In closing, I speak directly to you again.
In this difficult time when countries are slowly emerging from the grips of economic, food and energy crises, and dealing with the quickening pace of climate change, I ask you for your help. I ask for your leadership. I ask you to take initiative.
I ask you to learn as much as possible about sustainable cities and “green” living: recycling…conserving electrical power…supporting green businesses. Learn how to reduce your carbon footprint. Then please share your knowledge with your peers, school boards, community leaders, government officials, your employers and other business owners.
Let us not forget that education remains a key part of your life. Learning prepares for you for future; learning prepares you for leadership roles. More than 2000 years ago, Confucius underscored the importance of learning – learning from books, learning from your peers, learning from the older generation and learning from life. Many of you recall one of his teachings “三人行则必有我师焉” – meaning, in simple English, that if there is a group of three fellows, one of them will be able to teach me something. Embedded in this teaching is the message on continuous self-improvement. Never stop learning. Learning must be a life-long commitment.
In addition to learning, I ask you to volunteer – to put your knowledge into practice. You can reap excellent work experience, learn new skill sets and perhaps more importantly, learn about people and life during short- and long-term voluntee
r projects. And the world needs your energy and dynamism on poverty reduction projects, in hospital volunteer programmes, on environmental clean-ups, and recycling programmes.
And finally, I ask you to strengthen your ties to the youth organizations that you belong to. Help them set clear, actionable agendas that meet your needs while also advancing the values and goals of the international development agenda. Your commitment and dedication will ensure that new and exciting partnerships occur between your organizations and governments, other organizations and the private sector. With these ties, you can accomplish much more than you would on your own.
Last but not least, stay healthy – I mean both physically and emotionally. Develop a healthy lifestyle. In this age of globalization, we are in the midst of a great confluence of trends emanating from the East, West, North and South. It is critical not to lose sight of the traditional values. Learn how to love – in order to be loved; to care about family – so as to be part of it; to attach importance to friendship so as to maintain and strengthen it; to behave morally; and to honour your pledges and commitments. （重爱情、亲情、友情，立德、立行、立言。)

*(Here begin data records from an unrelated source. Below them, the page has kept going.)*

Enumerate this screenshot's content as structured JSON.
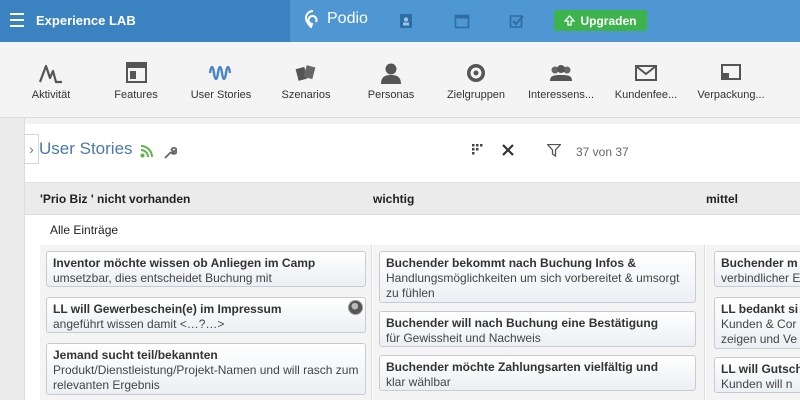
{
  "topbar": {
    "brand": "Experience LAB",
    "podio_label": "Podio",
    "upgrade_label": "Upgraden",
    "icons": [
      "contacts-icon",
      "calendar-icon",
      "tasks-icon"
    ]
  },
  "apps": [
    {
      "label": "Aktivität",
      "icon": "activity-icon"
    },
    {
      "label": "Features",
      "icon": "layout-icon"
    },
    {
      "label": "User Stories",
      "icon": "wave-icon"
    },
    {
      "label": "Szenarios",
      "icon": "cards-icon"
    },
    {
      "label": "Personas",
      "icon": "person-icon"
    },
    {
      "label": "Zielgruppen",
      "icon": "target-icon"
    },
    {
      "label": "Interessens...",
      "icon": "group-icon"
    },
    {
      "label": "Kundenfee...",
      "icon": "mail-icon"
    },
    {
      "label": "Verpackung...",
      "icon": "cast-icon"
    }
  ],
  "view": {
    "title": "User Stories",
    "count": "37 von 37",
    "handle": "›"
  },
  "columns": [
    {
      "header": "'Prio Biz ' nicht vorhanden"
    },
    {
      "header": "wichtig"
    },
    {
      "header": "mittel"
    }
  ],
  "group_label": "Alle Einträge",
  "cards": {
    "col1": [
      {
        "title": "Inventor möchte wissen ob Anliegen im Camp",
        "body": "umsetzbar, dies entscheidet Buchung mit"
      },
      {
        "title": "LL will Gewerbeschein(e) im Impressum",
        "body": "angeführt wissen damit <…?…>"
      },
      {
        "title": "Jemand sucht teil/bekannten",
        "body": "Produkt/Dienstleistung/Projekt-Namen und will rasch zum relevanten Ergebnis"
      }
    ],
    "col2": [
      {
        "title": "Buchender bekommt nach Buchung Infos &",
        "body": "Handlungsmöglichkeiten um sich vorbereitet & umsorgt zu fühlen"
      },
      {
        "title": "Buchender will nach Buchung eine Bestätigung",
        "body": "für Gewissheit und Nachweis"
      },
      {
        "title": "Buchender möchte Zahlungsarten vielfältig und",
        "body": "klar wählbar"
      }
    ],
    "col3": [
      {
        "title": "Buchender m",
        "body": "verbindlicher E"
      },
      {
        "title": "LL bedankt si",
        "body": "Kunden & Cor zeigen und Ve"
      },
      {
        "title": "LL will Gutsch",
        "body": "Kunden will n"
      }
    ]
  }
}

I hope that you will learn many new things from this Summit and return to your home countries inspired.
Inspired to keep studying – whether you currently enrolled in classes are not.
Inspired to explore career opportunities that also contribute to poverty reduction and a green economy. Or careers that help our cities to become healthier, safer places for your future children.
Inspired to keep working with your peers in youth organizations to maximize the potential for partnerships and government engagement during this International Year of Youth.
In 2012, the United Nations will be convening in Brazil an international conference on sustainable development, also known as Rio+20. I have been designated by the UN Secretary-General Ban Ki-moon as the Conference Secretary-General.
One thing I have learned from preparation for the Conference is that sustainable development is – above all- about YOU and your future. Please join us on our journey to your future.
A great Chinese leader – Mao Zedong – once compared youth to the rising sun.
Our young foreign friends would ask what the quote means in English. Well, in simple English, these words mean that the world is yours and also ours. But in the final analysis, the world belongs to you. Young people are full of vigor and in full bloom. You are like the morning sun at eight or nine and we place our hope on you.
I leave you with these words. Thank you again for being part of this event. I wish you a successful and memorable Summit. Remember, the future belongs to you.